|Chennai||Rs. 25020.00 (0.81%)|
|Mumbai||Rs. 25890.00 (0.98%)|
|Delhi||Rs. 25200.00 (-0.2%)|
|Kolkata||Rs. 25480.00 (1.03%)|
|Kerala||Rs. 24800.00 (0.61%)|
|Bangalore||Rs. 25000.00 (0.81%)|
|Hyderabad||Rs. 25080.00 (1.09%)|
In a parliamentary democracy citizens have the political rights — constitutionally ensured — to make all-important choices in government formation by participating in the election process. The role of political parties is critical, as they mobilise public support on their ideology, programmes and promises. The scale of support is manifested through the election process. Political parties also perform the important function of informing and educating citizens about the performance of the government, including their shortcomings.
The Representation of People Act (RPA), 1951 makes it mandatory for any association or body of individuals calling itself a political party to make an application to the Election Commission of India (ECI) for its registration. The sole reference to political parties in the Constitution of India features in the Tenth Schedule, which deals with the disqualification of a person from being a member of either House of Parliament or the Legislative Assembly/Council on grounds of defection. The RPA is the primary law regulating elections in the country.
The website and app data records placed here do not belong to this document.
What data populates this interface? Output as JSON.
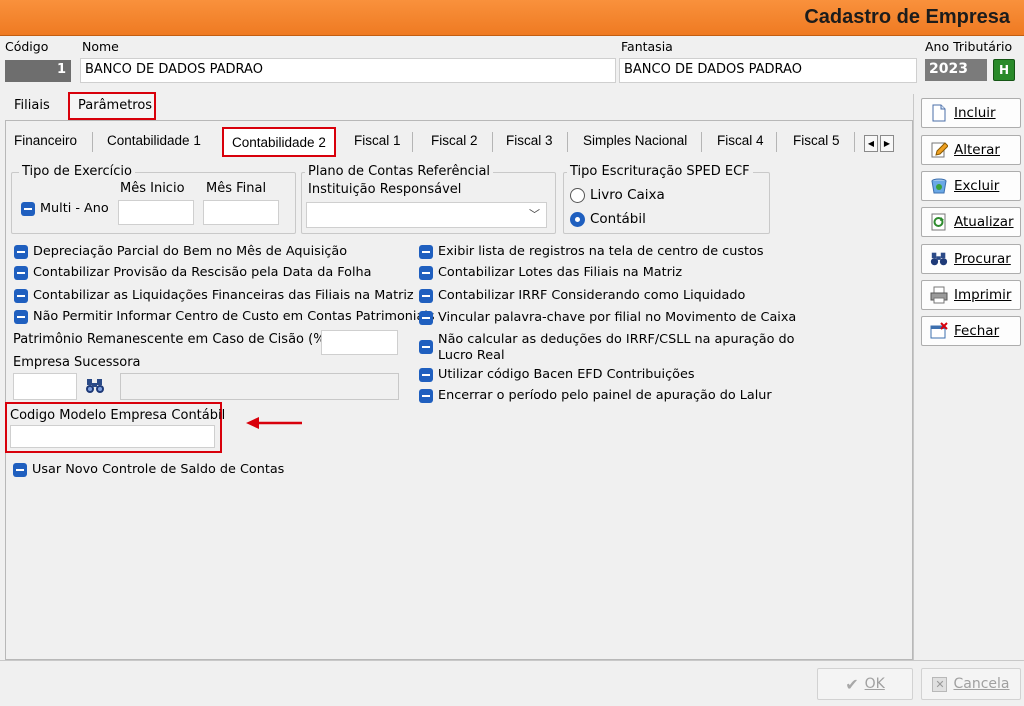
{
  "window": {
    "title": "Cadastro de Empresa"
  },
  "header": {
    "codigo_label": "Código",
    "codigo_value": "1",
    "nome_label": "Nome",
    "nome_value": "BANCO DE DADOS PADRAO",
    "fantasia_label": "Fantasia",
    "fantasia_value": "BANCO DE DADOS PADRAO",
    "ano_label": "Ano Tributário",
    "ano_value": "2023",
    "help_label": "H"
  },
  "main_tabs": [
    {
      "label": "Filiais"
    },
    {
      "label": "Parâmetros",
      "active": true
    }
  ],
  "sub_tabs": [
    {
      "label": "Financeiro"
    },
    {
      "label": "Contabilidade 1"
    },
    {
      "label": "Contabilidade 2",
      "active": true
    },
    {
      "label": "Fiscal 1"
    },
    {
      "label": "Fiscal 2"
    },
    {
      "label": "Fiscal 3"
    },
    {
      "label": "Simples Nacional"
    },
    {
      "label": "Fiscal 4"
    },
    {
      "label": "Fiscal 5"
    }
  ],
  "tipo_exercicio": {
    "title": "Tipo de Exercício",
    "multi_ano": "Multi - Ano",
    "mes_inicio": "Mês Inicio",
    "mes_final": "Mês Final"
  },
  "plano_contas": {
    "title": "Plano de Contas Referêncial",
    "instituicao": "Instituição Responsável"
  },
  "sped": {
    "title": "Tipo Escrituração SPED ECF",
    "options": [
      {
        "label": "Livro Caixa",
        "selected": false
      },
      {
        "label": "Contábil",
        "selected": true
      }
    ]
  },
  "checks_left": [
    "Depreciação Parcial do Bem no Mês de Aquisição",
    "Contabilizar Provisão da Rescisão pela Data da Folha",
    "Contabilizar as Liquidações Financeiras das Filiais na Matriz",
    "Não Permitir Informar Centro de Custo em Contas Patrimoniais"
  ],
  "checks_right": [
    "Exibir lista de registros na tela de centro de custos",
    "Contabilizar Lotes das Filiais na Matriz",
    "Contabilizar IRRF Considerando como Liquidado",
    "Vincular palavra-chave por filial no Movimento de Caixa",
    "Não calcular as deduções do IRRF/CSLL na apuração do Lucro Real",
    "Utilizar código Bacen EFD Contribuições",
    "Encerrar o período pelo painel de apuração do Lalur"
  ],
  "patrimonio_label": "Patrimônio Remanescente em Caso de Cisão (%):",
  "empresa_sucessora_label": "Empresa Sucessora",
  "codigo_modelo_label": "Codigo Modelo Empresa Contábil",
  "usar_novo_label": "Usar Novo Controle de Saldo de Contas",
  "side_buttons": [
    {
      "label": "Incluir",
      "icon": "new-document-icon"
    },
    {
      "label": "Alterar",
      "icon": "edit-pencil-icon"
    },
    {
      "label": "Excluir",
      "icon": "recycle-bin-icon"
    },
    {
      "label": "Atualizar",
      "icon": "refresh-icon"
    },
    {
      "label": "Procurar",
      "icon": "binoculars-icon"
    },
    {
      "label": "Imprimir",
      "icon": "printer-icon"
    },
    {
      "label": "Fechar",
      "icon": "close-window-icon"
    }
  ],
  "footer": {
    "ok": "OK",
    "cancel": "Cancela"
  },
  "colors": {
    "accent": "#ef7a22",
    "highlight": "#d8000b",
    "checkbox": "#1f5fbf"
  }
}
It is important to make appropriate provision in our Constitution and the RPA to facilitate effective regulation of parties by the ECI. We may perhaps refer to the German law which recognises the role of political parties in the formation of the political will of the people and requires internal democracy within the party and transparency in accounting assets and expenditure concerning party activity.
Political funding is crucial to sustain the activities of any political party. The expenditure relating purely to elections is campaign finance. Campaign funding is needed for conducting a competitive election campaign and to finance various election-related activities in a time-frame prescribed by the ECI. Campaign finance refers to all funds that are raised and spent in order to promote candidates, parties or policies in the electoral contest.
Political parties raise funds from both private and public sources. The candidates in the electoral fray also raise funds, sometimes through questionable means like undisclosed corporate groups, organised mafia and other nefarious entities. Donations to political parties and candidates are often in the expectation of a quid pro quo, which invariably is not in the national interest. The obvious hazard is the unsavoury role of black money.
State funding of election campaigns is often dismissed with the argument that it will only be a drop in the ocean of corruption. But to allow this limitation to discourage any proposal on the subject might hamper the larger cause of democracy in the long run. Funding of election campaigns may not right away dismantle the already established nexus between political parties and their “donors”, but in the long term a step in this direction will surely have a role to play in snapping the ties of allegiance between these formidable forces pumping black money into the system.
State support to campaign funding has generated strong views in India, both for and against. Almost all the government committees formed on the issue of electoral reforms have deliberated on the issue of campaign funding but fell short of coming to any concrete policy consensus which could then be tested in terms of ground reality, through execution. There have been significant proposals on the subject from civil society members who have pro-actively advocated election funding.
The Public Interest Foundation (PIF), through in-house research, supplemented with discussions with like-minded NGOs and think tanks, has evolved a feasible minimalistic framework of campaign funding for adoption and expeditious implementation. The scheme, in tabular form, will be presented in part II of this article.
In accordance with the scheme, the administration of campaign funding will be entrusted to the ECI, which would operate the earmarked funds through an account designated for the purpose. The funds would be non-lapsable. The fund would be created through transfers from the Union government. The decision of the ECI on the subject of campaign funding will be final. The Commission needs to be delegated powers to frame rules under the RPA for the purpose. The pattern will be the same for Lok Sabha and Assembly elections. However, it would be advisable to implement the scheme on a pilot basis in next Lok Sabha elections.
Campaign funding, restricted to the elections only, will be disbursed by the ECI in two stages: The first disbursement, to the political party, immediately after the notification of the election date; and the second, to the candidates, in two installments — immediately after the acceptance of a valid nomination form and then after the election results.
The first disbursement of the fund to political parties will be restricted to recognised national and state parties. It will be regulated on a scale of payment of Rs 10 against each vote polled in favour of those party candidates whose deposit was not forfeited in the previous election. The total amount received by the political party as campaign funding would then be distributed to the prospective candidates who have been given the official symbol.
Next, all candidates whose nomination form has been found valid after scrutiny and withdrawal will receive their first installment, an entitlement based on the size of the total electorate in the constituency, assigning Rs 10 per voter in the electoral list. Each candidate would be given one per cent of the total value as the first installment. For the second installment the eligibility for reimbursement would be that it will be restricted to candidates who have secured at least one-sixth of the valid votes polled in the present elections. The payment to all such eligible candidates would be on the basis of Rs 10 per valid votes polled in favour of the candidate.
(The second part of this series will appear next week)
Misra is a former head of Trai and now at the Public Interest Foundation. Singh is also at the Foundation